Make an emergency plan now for these three options and review it with the family: Read More »
Researchers in Switzerland have made the welcome discovery that the essential nutrient zinc effectively inhibits gastric acid secretion in humans.
The researchers were investigating whether zinc could lead to a rapid and sustained increase of stomach pH (more alkaline) in both animals and humans and provide a rapid acid suppression therapy. They demonstrated that zinc offers a new and prolonged therapy for Read More »
We have been asked about the safety of using agave syrup as low glycemic substitute for cane sugar. Here is some useful information.
Of the several hundreds species of agave, commercial agave syrup is produced from Agave Americana, a desert succulent plant. The syrup, or nectar, is obtained from the sap. The sweet sticky sap is extracted from the base of the plant then boiled to produce the “syrup.” Cooking converts the sap’s natural Read More »
It’s a fact. Everyone produces gas. Ordinarily, most people produce about 1 to 3 pints of gas in a day. Gas is normally painless, creating a feeling of fullness until it is passed.
But sometimes pain is experienced, and when it does it can be either dull or sharp, leaving us feeling bloated or tender in places. It can be localized in one spot, or felt throughout the abdomen.
About 50% of people with celiac disease complain of chronic discomfort from gas at the time of diagnosis.
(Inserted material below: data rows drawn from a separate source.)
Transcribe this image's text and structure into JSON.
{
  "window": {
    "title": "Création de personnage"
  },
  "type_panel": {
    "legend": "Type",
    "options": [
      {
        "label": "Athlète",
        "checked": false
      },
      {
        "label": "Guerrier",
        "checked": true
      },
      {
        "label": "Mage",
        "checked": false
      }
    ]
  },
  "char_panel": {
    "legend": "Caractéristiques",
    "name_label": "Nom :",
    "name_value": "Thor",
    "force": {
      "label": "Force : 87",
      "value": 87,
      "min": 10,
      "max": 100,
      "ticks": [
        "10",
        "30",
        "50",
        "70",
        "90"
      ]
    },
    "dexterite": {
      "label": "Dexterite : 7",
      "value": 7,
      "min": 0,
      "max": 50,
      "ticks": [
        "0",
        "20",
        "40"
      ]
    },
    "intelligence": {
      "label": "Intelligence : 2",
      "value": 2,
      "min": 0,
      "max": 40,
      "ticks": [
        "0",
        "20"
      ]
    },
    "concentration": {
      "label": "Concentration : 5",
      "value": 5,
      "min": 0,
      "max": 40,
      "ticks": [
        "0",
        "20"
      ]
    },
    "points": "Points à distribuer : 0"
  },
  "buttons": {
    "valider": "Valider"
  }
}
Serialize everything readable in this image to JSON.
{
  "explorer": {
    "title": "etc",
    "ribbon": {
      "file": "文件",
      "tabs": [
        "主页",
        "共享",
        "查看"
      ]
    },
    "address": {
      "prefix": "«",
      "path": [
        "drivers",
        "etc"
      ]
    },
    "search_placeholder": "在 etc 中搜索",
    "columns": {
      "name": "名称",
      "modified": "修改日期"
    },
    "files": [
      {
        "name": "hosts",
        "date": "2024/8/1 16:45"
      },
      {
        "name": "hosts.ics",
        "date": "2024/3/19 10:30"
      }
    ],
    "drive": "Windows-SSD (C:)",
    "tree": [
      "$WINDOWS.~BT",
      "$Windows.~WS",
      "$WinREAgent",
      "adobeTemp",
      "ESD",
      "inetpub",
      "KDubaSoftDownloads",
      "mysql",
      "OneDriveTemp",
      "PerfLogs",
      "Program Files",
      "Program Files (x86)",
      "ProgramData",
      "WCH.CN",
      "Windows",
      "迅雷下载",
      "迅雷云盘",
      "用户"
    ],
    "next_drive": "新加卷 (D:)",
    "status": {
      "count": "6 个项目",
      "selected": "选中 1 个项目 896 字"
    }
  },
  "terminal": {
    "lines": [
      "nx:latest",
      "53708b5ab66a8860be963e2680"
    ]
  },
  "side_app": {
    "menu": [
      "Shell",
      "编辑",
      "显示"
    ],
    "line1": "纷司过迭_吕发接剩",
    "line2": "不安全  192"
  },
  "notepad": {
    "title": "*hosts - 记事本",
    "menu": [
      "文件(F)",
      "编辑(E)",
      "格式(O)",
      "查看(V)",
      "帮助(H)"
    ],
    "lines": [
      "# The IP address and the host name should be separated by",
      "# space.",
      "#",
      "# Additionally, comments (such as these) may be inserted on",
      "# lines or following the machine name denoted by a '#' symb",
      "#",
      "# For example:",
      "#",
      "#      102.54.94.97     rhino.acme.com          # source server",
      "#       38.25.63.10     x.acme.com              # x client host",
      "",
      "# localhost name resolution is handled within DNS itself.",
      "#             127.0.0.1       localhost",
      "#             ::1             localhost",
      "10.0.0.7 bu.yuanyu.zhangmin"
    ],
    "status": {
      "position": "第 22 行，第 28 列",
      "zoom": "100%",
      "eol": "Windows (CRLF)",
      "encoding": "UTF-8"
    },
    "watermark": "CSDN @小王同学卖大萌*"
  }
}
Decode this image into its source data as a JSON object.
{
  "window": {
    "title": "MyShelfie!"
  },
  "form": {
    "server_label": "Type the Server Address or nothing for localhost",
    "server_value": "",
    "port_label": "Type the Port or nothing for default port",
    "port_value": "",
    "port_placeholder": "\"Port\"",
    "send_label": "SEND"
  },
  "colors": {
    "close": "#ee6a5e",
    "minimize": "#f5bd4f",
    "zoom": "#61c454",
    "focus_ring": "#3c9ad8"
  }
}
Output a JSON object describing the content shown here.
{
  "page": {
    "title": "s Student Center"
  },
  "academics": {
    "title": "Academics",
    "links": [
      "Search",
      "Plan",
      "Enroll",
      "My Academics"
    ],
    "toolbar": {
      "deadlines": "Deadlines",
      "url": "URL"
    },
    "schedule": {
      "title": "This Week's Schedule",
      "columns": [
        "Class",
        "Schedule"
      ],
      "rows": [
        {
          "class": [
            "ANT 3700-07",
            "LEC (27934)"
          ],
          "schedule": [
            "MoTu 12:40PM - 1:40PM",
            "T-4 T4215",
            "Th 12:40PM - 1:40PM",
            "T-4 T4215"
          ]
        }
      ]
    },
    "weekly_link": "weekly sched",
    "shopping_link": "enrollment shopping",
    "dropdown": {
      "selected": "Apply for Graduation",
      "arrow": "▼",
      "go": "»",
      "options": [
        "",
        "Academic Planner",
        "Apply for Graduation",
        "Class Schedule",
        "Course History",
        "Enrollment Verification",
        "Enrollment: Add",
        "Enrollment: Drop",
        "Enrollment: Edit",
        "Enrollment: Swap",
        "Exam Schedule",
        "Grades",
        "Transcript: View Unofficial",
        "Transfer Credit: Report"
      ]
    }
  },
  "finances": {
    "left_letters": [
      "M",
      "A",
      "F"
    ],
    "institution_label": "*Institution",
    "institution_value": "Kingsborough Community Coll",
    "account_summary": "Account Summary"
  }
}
What is Gas?
The accumulation of gas in the digestive tract is called flatus, and having Read More »